Let’s just blame the overtime game against Georgetown for everything.
There is a crater in Shamorie Ponds’ Big East scoring output after the crushing double overtime loss to Georgetown — a game that was won until missed free throws by St. John’s and a foul on Marcus Derrickson, shooting a three, gave the Hoyas the points they needed to stay within striking distance.
In the following two games, Ponds shot 13% inside the arc, 14% from beyond the arc and scored a total of nine points in two losses (to Creighton at home and at Butler).
There have been other improvements in the team. The Red Storm scored under 1 point per possession against Georgetown, Creighton, Butler (and Xavier), but well over that level against Duke and Villanova — two of their best five offensive performances at 1.19 pts/ possession and 1.14 pts/ possession, respectively.

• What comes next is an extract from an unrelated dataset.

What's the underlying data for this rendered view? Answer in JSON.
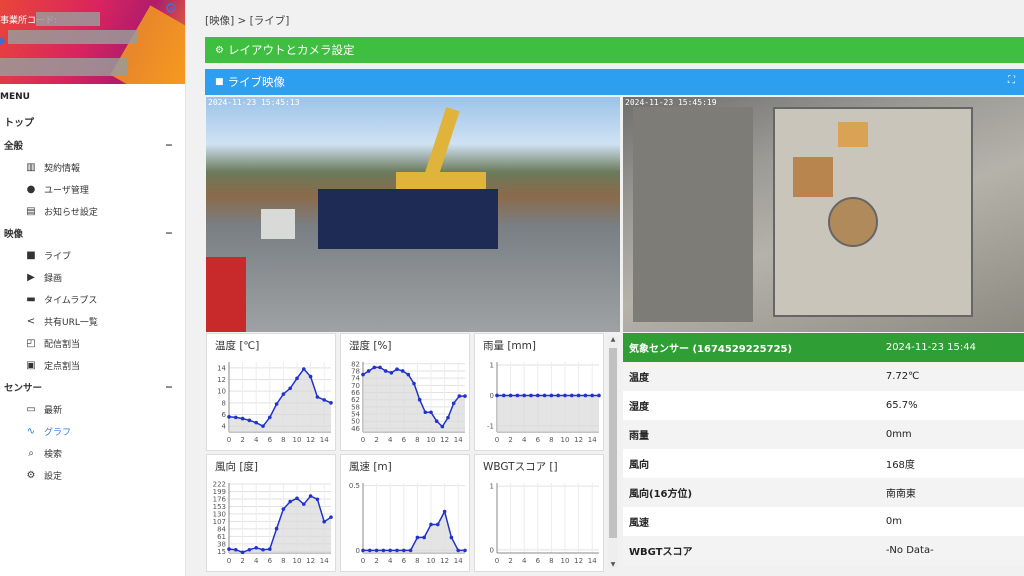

Shamorie’s return from single digits with a bang has been the propelling factor in both of those wins — and in a close loss at home to top-10 Xavier.
Shamorie Ponds: last five games have been two bad ones, three great
|vs Crei + at But||4.5||0.125||0.143||0.500||0.152|
|vs Xav + vs Duke + at Vill||30.0||0.535||0.450||0.850||0.579|
To be fair, the fortunes of the team are not all on Shamorie’s shooting percentages. Ponds has been solid in many games this season, and St. John’s was subpar on offense even with Ponds hot against Xavier — but he has the whole game cooking now, the squad is playing with fire and scrap and and the supporting players are shooting the ball well.
For reference, here is a look at Shamorie Ponds’ Big East games before/ during the second Georgetown game, that dip in scoring, and afterwards.
Shamorie Ponds scoring, counting stats, points per game since beginning of Big East play
|Big East Games 1-8||38.4||0.511||0.200||0.781||3.9||5.3||2.4||21.1|
|Big East Games 9-10||28.0||0.125||0.143||0.500||2.0||2.5||1.0||4.5|
|Big East Games 11-12 + Duke||40.0||0.535||0.450||0.850||5.7||4.3||4.0||30.0|
If Ponds can keep his three-point shooting in his 30-40% range for the rest of the season, be this efficient inside the arc in the half court sets, and continue to pass as well as he has, he will be a national star.
And if St. John’s can continue to slow down all offenses who enter while players add strong complementary offensive performances, we might be talking about an NIT run. Or more.